PROMPT:
When a line below holds the string "Reviews", show that line.

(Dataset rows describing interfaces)
------------
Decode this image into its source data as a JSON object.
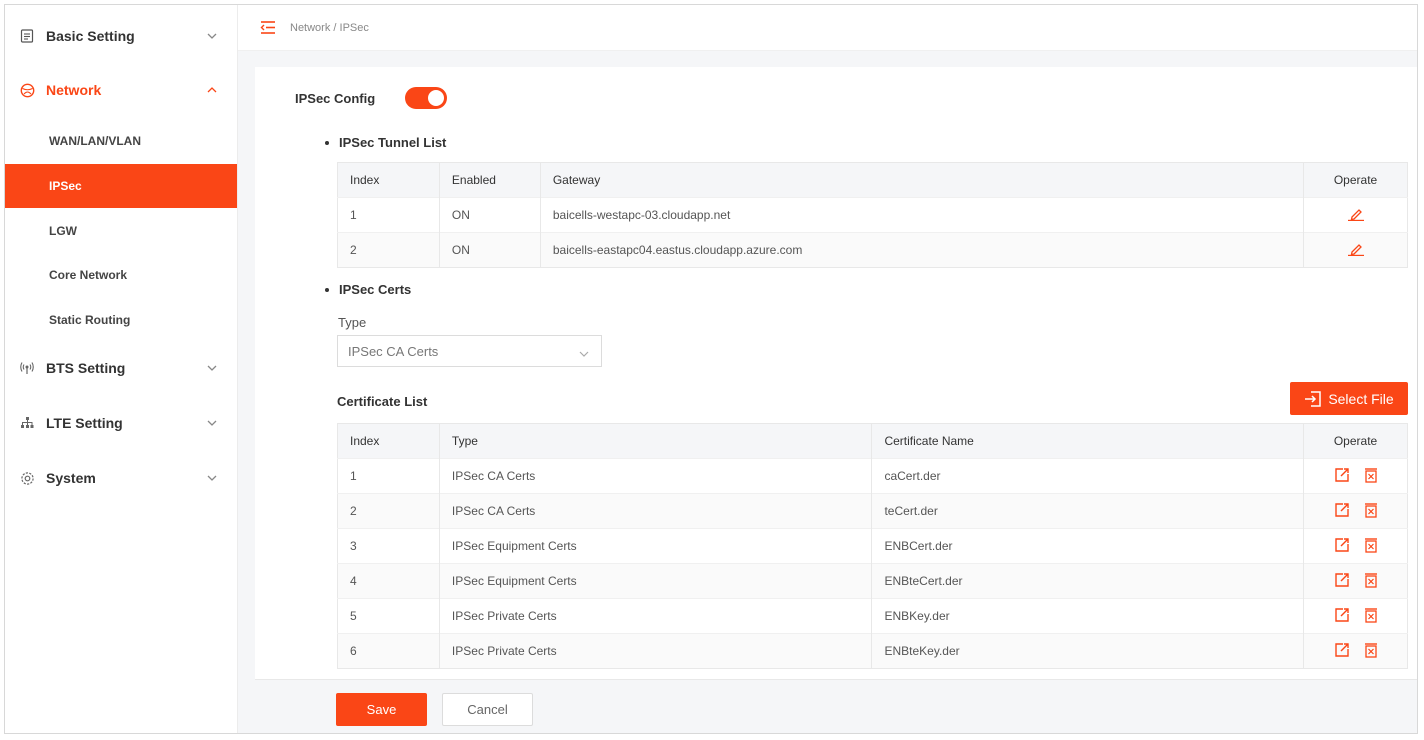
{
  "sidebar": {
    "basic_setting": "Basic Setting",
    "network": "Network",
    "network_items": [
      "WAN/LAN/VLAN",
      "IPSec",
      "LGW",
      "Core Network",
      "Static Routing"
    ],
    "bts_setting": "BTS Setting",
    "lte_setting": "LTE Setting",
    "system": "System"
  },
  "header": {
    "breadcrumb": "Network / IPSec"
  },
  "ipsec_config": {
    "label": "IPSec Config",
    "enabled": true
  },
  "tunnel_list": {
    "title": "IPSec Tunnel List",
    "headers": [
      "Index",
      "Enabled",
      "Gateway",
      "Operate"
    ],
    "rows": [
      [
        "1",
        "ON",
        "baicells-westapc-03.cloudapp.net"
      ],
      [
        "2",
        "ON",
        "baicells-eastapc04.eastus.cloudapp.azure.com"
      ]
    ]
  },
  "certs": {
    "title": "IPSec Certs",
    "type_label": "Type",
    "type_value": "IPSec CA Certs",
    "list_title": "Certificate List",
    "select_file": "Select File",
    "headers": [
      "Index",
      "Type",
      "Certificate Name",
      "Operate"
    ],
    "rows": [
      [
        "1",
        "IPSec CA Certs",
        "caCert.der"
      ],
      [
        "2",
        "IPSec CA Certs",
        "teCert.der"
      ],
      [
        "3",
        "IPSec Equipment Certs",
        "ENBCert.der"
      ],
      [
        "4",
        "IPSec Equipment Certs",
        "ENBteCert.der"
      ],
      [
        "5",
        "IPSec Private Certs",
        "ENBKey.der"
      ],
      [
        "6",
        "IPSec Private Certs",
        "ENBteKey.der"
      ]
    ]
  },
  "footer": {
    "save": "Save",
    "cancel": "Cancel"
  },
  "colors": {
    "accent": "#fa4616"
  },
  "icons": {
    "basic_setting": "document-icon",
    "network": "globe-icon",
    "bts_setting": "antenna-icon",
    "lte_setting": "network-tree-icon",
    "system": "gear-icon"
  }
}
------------
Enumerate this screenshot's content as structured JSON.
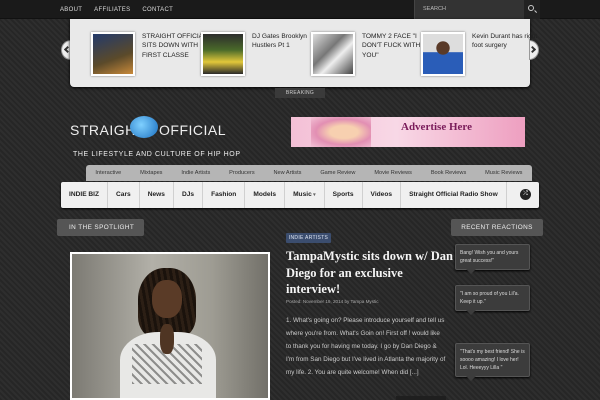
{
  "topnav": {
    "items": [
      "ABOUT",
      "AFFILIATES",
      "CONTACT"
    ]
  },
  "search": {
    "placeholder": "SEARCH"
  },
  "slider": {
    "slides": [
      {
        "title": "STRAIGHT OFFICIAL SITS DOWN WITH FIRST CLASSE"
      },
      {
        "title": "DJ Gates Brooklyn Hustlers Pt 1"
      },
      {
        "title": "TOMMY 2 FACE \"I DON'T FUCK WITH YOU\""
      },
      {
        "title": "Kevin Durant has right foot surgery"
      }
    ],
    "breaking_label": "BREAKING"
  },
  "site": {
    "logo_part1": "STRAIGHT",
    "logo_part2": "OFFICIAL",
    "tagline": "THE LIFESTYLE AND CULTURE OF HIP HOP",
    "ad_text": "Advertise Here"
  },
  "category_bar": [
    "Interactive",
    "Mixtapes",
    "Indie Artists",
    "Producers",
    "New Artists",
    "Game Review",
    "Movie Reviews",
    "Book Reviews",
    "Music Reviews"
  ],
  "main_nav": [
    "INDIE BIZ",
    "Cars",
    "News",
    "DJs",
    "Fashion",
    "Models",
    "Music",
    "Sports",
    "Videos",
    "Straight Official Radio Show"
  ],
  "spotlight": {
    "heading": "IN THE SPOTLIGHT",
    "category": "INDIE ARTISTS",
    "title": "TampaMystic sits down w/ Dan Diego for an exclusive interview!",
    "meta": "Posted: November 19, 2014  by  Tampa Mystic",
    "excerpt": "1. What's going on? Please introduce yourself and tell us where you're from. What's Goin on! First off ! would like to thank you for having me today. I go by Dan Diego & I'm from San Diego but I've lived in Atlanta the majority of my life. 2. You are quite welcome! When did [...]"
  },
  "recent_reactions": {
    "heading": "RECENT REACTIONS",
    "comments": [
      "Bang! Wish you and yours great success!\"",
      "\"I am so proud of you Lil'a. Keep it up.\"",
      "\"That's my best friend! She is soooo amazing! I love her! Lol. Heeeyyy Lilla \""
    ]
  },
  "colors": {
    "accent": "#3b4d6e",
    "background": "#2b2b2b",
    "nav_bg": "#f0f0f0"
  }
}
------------
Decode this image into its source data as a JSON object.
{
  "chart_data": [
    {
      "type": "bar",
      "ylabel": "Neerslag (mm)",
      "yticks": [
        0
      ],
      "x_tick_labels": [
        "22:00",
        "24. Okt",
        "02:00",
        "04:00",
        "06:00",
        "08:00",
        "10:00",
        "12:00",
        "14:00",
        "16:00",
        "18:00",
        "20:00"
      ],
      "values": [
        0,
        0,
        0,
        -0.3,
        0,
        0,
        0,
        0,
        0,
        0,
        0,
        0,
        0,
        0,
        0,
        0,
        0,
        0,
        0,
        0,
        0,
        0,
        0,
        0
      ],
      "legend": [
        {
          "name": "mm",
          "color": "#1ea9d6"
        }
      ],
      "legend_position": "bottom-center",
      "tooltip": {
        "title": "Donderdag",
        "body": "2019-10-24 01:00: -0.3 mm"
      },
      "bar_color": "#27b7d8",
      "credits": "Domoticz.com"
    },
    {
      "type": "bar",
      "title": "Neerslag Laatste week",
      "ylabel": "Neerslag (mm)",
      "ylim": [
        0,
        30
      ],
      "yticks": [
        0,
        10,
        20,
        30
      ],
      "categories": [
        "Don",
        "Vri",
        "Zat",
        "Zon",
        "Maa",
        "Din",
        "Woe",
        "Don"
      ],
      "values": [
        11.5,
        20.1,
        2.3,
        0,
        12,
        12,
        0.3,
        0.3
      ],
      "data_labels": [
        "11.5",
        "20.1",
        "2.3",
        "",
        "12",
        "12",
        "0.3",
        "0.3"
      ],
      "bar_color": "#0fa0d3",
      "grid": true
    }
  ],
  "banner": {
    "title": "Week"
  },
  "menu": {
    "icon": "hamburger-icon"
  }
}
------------
EXPECTED ANSWER:
    "Movie Reviews",
    "Book Reviews",
    "Music Reviews"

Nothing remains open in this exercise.